(Data under study)

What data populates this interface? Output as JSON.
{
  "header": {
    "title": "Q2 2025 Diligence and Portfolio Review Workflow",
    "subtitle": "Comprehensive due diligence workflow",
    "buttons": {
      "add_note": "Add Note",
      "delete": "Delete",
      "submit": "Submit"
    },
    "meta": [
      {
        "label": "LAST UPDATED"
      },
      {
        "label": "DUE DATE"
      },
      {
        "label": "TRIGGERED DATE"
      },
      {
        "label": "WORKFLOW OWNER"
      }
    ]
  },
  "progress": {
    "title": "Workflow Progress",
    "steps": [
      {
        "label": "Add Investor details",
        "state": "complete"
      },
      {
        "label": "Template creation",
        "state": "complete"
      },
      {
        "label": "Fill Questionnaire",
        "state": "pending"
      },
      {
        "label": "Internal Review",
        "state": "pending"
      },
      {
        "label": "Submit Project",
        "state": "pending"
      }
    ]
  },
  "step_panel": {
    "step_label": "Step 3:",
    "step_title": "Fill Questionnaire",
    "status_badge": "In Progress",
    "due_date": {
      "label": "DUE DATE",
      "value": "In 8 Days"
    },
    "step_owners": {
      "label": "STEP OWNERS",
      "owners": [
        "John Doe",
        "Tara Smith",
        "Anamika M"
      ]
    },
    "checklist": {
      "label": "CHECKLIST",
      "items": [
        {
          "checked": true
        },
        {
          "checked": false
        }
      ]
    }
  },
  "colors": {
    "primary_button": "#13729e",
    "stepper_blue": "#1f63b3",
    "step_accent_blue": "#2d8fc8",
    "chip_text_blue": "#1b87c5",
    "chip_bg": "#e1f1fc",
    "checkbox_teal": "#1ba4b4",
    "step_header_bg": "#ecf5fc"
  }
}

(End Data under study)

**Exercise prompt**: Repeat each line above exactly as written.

**Your response**:
What data populates this interface? Output as JSON.
{
  "header": {
    "title": "Q2 2025 Diligence and Portfolio Review Workflow",
    "subtitle": "Comprehensive due diligence workflow",
    "buttons": {
      "add_note": "Add Note",
      "delete": "Delete",
      "submit": "Submit"
    },
    "meta": [
      {
        "label": "LAST UPDATED"
      },
      {
        "label": "DUE DATE"
      },
      {
        "label": "TRIGGERED DATE"
      },
      {
        "label": "WORKFLOW OWNER"
      }
    ]
  },
  "progress": {
    "title": "Workflow Progress",
    "steps": [
      {
        "label": "Add Investor details",
        "state": "complete"
      },
      {
        "label": "Template creation",
        "state": "complete"
      },
      {
        "label": "Fill Questionnaire",
        "state": "pending"
      },
      {
        "label": "Internal Review",
        "state": "pending"
      },
      {
        "label": "Submit Project",
        "state": "pending"
      }
    ]
  },
  "step_panel": {
    "step_label": "Step 3:",
    "step_title": "Fill Questionnaire",
    "status_badge": "In Progress",
    "due_date": {
      "label": "DUE DATE",
      "value": "In 8 Days"
    },
    "step_owners": {
      "label": "STEP OWNERS",
      "owners": [
        "John Doe",
        "Tara Smith",
        "Anamika M"
      ]
    },
    "checklist": {
      "label": "CHECKLIST",
      "items": [
        {
          "checked": true
        },
        {
          "checked": false
        }
      ]
    }
  },
  "colors": {
    "primary_button": "#13729e",
    "stepper_blue": "#1f63b3",
    "step_accent_blue": "#2d8fc8",
    "chip_text_blue": "#1b87c5",
    "chip_bg": "#e1f1fc",
    "checkbox_teal": "#1ba4b4",
    "step_header_bg": "#ecf5fc"
  }
}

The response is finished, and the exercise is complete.